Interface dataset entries
━━━━━━━━━━━━━━━━

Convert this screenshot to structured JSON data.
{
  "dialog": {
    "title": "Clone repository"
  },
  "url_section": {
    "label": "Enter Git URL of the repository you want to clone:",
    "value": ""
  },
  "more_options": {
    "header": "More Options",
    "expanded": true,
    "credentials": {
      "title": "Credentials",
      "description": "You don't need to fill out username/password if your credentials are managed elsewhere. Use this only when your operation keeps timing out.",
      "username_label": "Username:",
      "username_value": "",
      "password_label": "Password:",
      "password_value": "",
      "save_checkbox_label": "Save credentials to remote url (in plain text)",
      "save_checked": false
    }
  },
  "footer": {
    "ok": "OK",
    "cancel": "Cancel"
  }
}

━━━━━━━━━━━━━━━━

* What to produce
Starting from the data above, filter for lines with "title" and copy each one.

* Exercise response
    "title": "Clone repository"
      "title": "Credentials",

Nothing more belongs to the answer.